• **EXERCISE PROMPT**
All of the data that appears below is to be given again precisely as written.
(RECORDS SUPPLIED)
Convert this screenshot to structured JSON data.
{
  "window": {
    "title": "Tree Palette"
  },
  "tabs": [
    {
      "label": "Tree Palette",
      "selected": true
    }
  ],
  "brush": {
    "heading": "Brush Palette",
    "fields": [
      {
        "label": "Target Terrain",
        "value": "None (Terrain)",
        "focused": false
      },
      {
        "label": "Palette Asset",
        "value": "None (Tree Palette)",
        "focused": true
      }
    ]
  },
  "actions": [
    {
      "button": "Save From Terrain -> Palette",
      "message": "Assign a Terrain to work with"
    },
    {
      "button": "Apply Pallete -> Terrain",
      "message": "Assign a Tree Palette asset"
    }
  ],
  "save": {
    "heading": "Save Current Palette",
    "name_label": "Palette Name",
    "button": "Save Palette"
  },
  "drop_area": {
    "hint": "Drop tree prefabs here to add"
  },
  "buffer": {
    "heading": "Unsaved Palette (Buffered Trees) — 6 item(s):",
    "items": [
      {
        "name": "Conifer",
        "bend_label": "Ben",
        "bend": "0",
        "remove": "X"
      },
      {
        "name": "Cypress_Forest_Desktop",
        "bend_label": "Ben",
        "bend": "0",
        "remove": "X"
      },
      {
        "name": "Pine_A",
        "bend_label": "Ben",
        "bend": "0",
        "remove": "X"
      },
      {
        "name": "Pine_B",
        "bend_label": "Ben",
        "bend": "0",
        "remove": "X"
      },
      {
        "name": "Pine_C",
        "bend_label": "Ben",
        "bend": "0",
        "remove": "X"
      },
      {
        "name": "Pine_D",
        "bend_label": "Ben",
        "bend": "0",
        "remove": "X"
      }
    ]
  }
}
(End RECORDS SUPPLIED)
• **REPLY**
Convert this screenshot to structured JSON data.
{
  "window": {
    "title": "Tree Palette"
  },
  "tabs": [
    {
      "label": "Tree Palette",
      "selected": true
    }
  ],
  "brush": {
    "heading": "Brush Palette",
    "fields": [
      {
        "label": "Target Terrain",
        "value": "None (Terrain)",
        "focused": false
      },
      {
        "label": "Palette Asset",
        "value": "None (Tree Palette)",
        "focused": true
      }
    ]
  },
  "actions": [
    {
      "button": "Save From Terrain -> Palette",
      "message": "Assign a Terrain to work with"
    },
    {
      "button": "Apply Pallete -> Terrain",
      "message": "Assign a Tree Palette asset"
    }
  ],
  "save": {
    "heading": "Save Current Palette",
    "name_label": "Palette Name",
    "button": "Save Palette"
  },
  "drop_area": {
    "hint": "Drop tree prefabs here to add"
  },
  "buffer": {
    "heading": "Unsaved Palette (Buffered Trees) — 6 item(s):",
    "items": [
      {
        "name": "Conifer",
        "bend_label": "Ben",
        "bend": "0",
        "remove": "X"
      },
      {
        "name": "Cypress_Forest_Desktop",
        "bend_label": "Ben",
        "bend": "0",
        "remove": "X"
      },
      {
        "name": "Pine_A",
        "bend_label": "Ben",
        "bend": "0",
        "remove": "X"
      },
      {
        "name": "Pine_B",
        "bend_label": "Ben",
        "bend": "0",
        "remove": "X"
      },
      {
        "name": "Pine_C",
        "bend_label": "Ben",
        "bend": "0",
        "remove": "X"
      },
      {
        "name": "Pine_D",
        "bend_label": "Ben",
        "bend": "0",
        "remove": "X"
      }
    ]
  }
}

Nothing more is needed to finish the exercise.